Donovan-Kicken along with a team of undergraduate students from her Health Communication class and Communication Studies graduate students set out to test the clarity of medical consent forms for cardiac catheterization (a procedure used to diagnose and treat certain heart conditions) and laparoscopic (gall bladder) surgery. The team conducted face-to-face interviews with patients ranging from high to low health literacy. The research participants, recruited from clinic waiting rooms, hospitals and through word of mouth, were asked to translate the consent forms into everyday language as if they were describing it to a family member and to report their perceptions of the overall quality of the document.
Fewer than a quarter of the participants, including people expected to fall in the high health literacy category, were able to effectively translate the information. Health literacy levels were not an important predictor of how well people were able to translate the forms.
Participants found the form difficult to understand overall and said information about the risks was overwhelming and confusing, particularly information about the risks of general anesthesia, which is included in most medical consent forms in Texas.
“We tend to inundate patients with information, but our research shows that more information is not always the answer. It’s the quality of the messaging, not the quantity, that enables people to manage health information,” she said.
Donovan-Kicken and the state panel agreed that the section on the risks of general anesthesia should be removed from the consent forms and put into a separate, more specific form. She also advised removing medical jargon and including clear and concise language. New consent forms could be released next year after a public review process.
She also suggests incorporating photos or illustrations into consent forms, or creating an interactive form on which patients could take a quiz to evaluate their understanding of the procedure and ask further questions.
“If there were an unlimited budget, I would recommend providing patients with iPads or a smartphone application where people could watch a short informational video followed by a quiz. Health care providers would see which questions the patient got wrong and know which risks need further discussion,” she said.
“Health care providers need to think about informed consent as a process that starts when the doctor sees a patient, not when it’s time to sign the consent form.”
Not About Intelligence
Contrary to popular opinion, health literacy does not correlate to intelligence. It does, however, require strong reading, listening and analytical skills and the ability to apply them to a health situation. So while an individual may function well at home and at work, their skills may be inadequate in a health care environment.
“Our research has shown that nearly half of college students struggle with health literacy, so this is not about intelligence,” said Mackert.
Based on research into public perceptions of health literacy, Mackert, Donovan-Kicken and others in the Departments of Advertising and Communication Studies have recently recommended that when creating public health campaigns, researchers and policy makers should include messages to combat the perception that low health literacy equates to low intelligence.
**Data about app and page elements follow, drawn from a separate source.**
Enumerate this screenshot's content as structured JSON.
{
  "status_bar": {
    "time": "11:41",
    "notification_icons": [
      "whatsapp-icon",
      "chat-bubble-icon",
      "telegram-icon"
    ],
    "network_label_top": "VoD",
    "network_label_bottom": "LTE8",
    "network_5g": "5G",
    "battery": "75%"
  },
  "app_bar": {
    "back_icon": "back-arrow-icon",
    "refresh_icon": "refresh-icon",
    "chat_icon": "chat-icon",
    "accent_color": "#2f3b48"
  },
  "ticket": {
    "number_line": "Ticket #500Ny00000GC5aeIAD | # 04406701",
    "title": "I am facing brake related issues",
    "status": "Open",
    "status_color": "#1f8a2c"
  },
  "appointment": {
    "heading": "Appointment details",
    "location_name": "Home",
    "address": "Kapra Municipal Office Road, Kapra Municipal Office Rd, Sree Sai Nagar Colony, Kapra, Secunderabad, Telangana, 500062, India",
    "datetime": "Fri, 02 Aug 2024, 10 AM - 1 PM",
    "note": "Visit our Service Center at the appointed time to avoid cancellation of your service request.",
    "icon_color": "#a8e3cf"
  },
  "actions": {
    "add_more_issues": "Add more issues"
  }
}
Looking forward, College of Communication researchers hope to study how drug ads are regulated. Currently, advertisements are written to satisfy lawyers and the Food and Drug Administration and are extremely confusing.
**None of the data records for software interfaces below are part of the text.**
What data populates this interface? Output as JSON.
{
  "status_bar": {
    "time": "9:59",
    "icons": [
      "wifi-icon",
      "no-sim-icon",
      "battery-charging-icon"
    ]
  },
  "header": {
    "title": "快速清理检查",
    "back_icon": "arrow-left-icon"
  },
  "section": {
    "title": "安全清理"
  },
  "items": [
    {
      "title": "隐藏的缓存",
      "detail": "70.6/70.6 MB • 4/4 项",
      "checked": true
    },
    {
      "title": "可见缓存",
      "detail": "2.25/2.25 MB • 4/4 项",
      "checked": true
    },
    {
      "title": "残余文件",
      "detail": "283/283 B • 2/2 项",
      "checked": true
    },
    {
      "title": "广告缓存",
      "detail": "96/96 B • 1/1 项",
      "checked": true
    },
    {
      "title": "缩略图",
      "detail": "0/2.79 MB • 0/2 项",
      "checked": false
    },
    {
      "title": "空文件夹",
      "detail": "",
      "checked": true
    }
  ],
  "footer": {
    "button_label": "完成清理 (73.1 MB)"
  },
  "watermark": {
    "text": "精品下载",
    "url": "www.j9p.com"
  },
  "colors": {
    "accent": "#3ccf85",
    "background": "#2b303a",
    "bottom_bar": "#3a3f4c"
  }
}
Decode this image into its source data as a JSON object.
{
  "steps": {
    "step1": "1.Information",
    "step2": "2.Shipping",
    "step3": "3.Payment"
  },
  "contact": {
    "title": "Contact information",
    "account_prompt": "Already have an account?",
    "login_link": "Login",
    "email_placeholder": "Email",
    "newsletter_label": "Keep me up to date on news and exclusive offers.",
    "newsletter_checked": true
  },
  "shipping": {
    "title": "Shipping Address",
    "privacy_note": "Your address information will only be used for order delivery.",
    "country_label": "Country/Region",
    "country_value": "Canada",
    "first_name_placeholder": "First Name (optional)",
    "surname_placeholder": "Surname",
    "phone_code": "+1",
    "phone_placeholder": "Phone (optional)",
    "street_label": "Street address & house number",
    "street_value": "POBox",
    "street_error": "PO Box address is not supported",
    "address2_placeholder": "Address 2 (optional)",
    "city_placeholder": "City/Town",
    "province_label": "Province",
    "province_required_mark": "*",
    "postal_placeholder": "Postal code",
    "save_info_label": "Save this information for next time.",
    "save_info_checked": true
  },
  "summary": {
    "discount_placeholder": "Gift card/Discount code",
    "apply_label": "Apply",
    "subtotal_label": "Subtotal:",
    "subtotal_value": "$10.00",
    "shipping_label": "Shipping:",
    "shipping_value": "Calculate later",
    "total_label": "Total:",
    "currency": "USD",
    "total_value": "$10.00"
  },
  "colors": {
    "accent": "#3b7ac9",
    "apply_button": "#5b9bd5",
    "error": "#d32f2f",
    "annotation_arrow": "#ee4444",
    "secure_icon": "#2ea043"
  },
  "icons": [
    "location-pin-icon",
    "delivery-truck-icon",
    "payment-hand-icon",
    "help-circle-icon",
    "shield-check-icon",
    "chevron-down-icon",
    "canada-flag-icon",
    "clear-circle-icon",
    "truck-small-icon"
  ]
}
“These ads have the opportunity to serve as an educational tool to raise awareness of symptoms of illness,” said Mackert. “Unfortunately, they’re written in a way that leaves out the people who could most benefit from them — people who don’t see a doctor regularly.”
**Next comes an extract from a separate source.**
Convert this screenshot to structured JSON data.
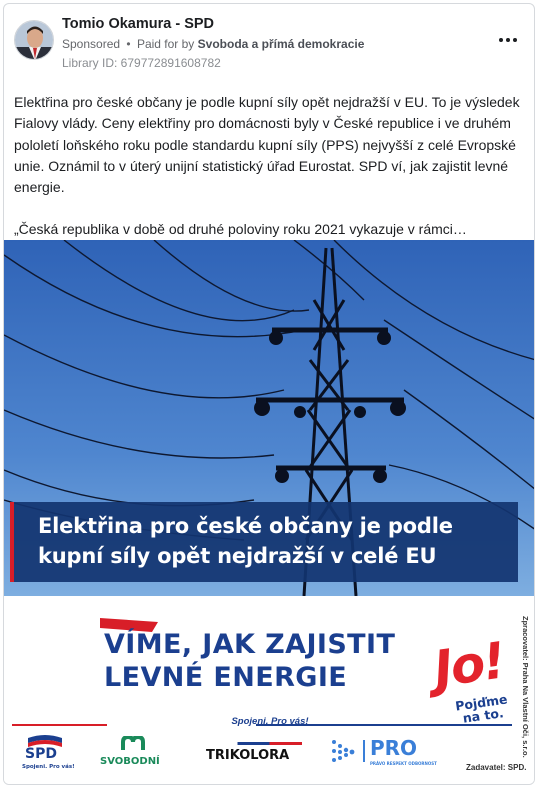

For more information, contact: Erin Geisler, KUT Radio, College of Communication, (512) 475-8071.